Hairy Tare

Hairy Tare
Other names: 

hairy vetch

Latin names: 

Vicia hirsuta (L.) Gray (Ervum hirsutum)

Occurrence: 

Hairy tare is a scrambling annual, native in grassy places and rough ground throughout lowland Britain and is a weed of cultivated land. It is found in the hedgerows as well as in the open field. It occurs sporadically as a birdseed alien.

In a survey of arable weeds in 1971-73, hairy tare was absent to rare in some areas but common to abundant in others. It was found in 15% of the surveyed fields. Hairy tare is a problem weed in Central and Northern Europe.

There is evidence that hairy tare was a weed of crops in the Iron Age.

Biology: 

Hairy tare flowers from May to August. The pods are usually 2-seeded. Seed numbers per plant range from 200 to 250. Seed collected 15, 20, 25 and 30 days after flowering gave germination levels of 10, 64, 85 and 90% respectively when tested after a period of storage.

The seeds are relatively indifferent to light but there is slightly lower germination under a leaf canopy than in diffuse light. Scarification of the seed coat increases the level of germination.

Seed sown in the field and cultivated periodically, emerged mainly from October to May with just odd seedlings emerging through the summer. Seedling emergence was high for 3 years then decreased but some viable seeds still remained after 5 years.

Hairy tare seed mixed at different depths in soil, emerged from depths of 150 mm in both cultivated and undisturbed soil. In a sandy-loam soil, field seedlings emerged from the upper 0-90 mm with most seedlings coming from top 50 mm layer of soil. In a clay-loam soil, the hairy tare seedlings emerged from the upper 100 mm but again the majority were from the surface 0-50 mm.

Persistence and Spread: 

Hairy tare seeds mixed with soil and left undisturbed had declined by 84% after 6 years but in cultivated soil the decline was 91%. After 5 years burial in soil, hairy tare seeds still retained 50% viability. Seed that had been dry stored for the same period had over 90% viability.

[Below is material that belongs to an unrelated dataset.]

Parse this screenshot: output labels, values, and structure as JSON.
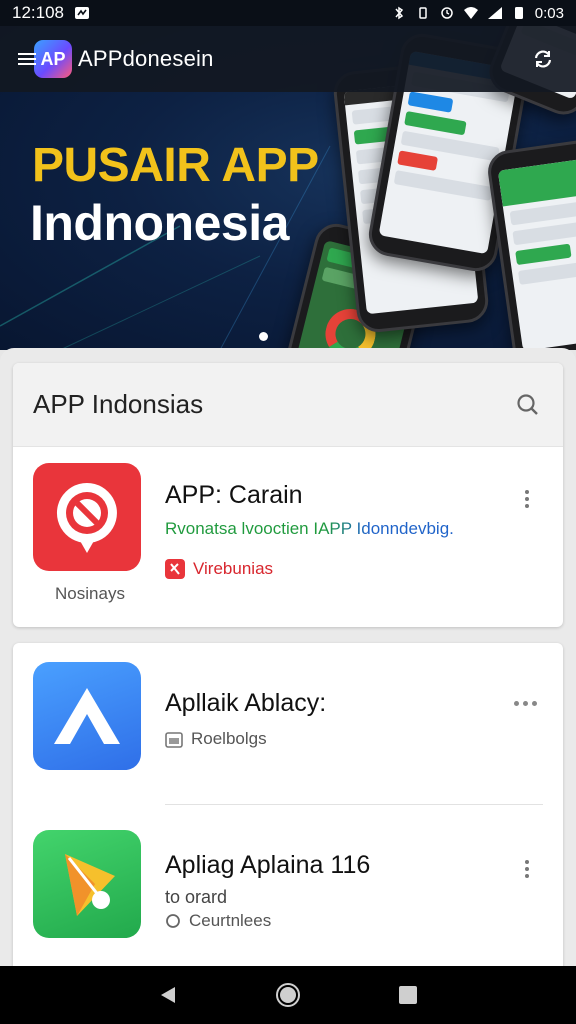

Hairy tare was a contaminant of cereal seed particularly home saved seed. It was also an impurity in crimson clover seed.

The seed has been found in cattle droppings.

Management: 

Hairy tare seedlings are controlled by harrowing at the cotyledon stage, hoeing at the 3-leaf stage and by cultivator at the young plant stage.

In winter cereals in Germany, thermal weeding at early crop and weed stages reduced hairy tare but not after tillering of the cereal. Application of kainite, a natural mineral, was also effective at early weed stages but was weather dependant and like flame weeding caused some crop injury. Regular tine harrowing improved the level of control.

Hairy tare scrambles up cereal shoots and choosing a taller cultivar is unlikely to help but increased crop competition can reduce seed production by the weed.

Updated October 2007.

Fully referenced review: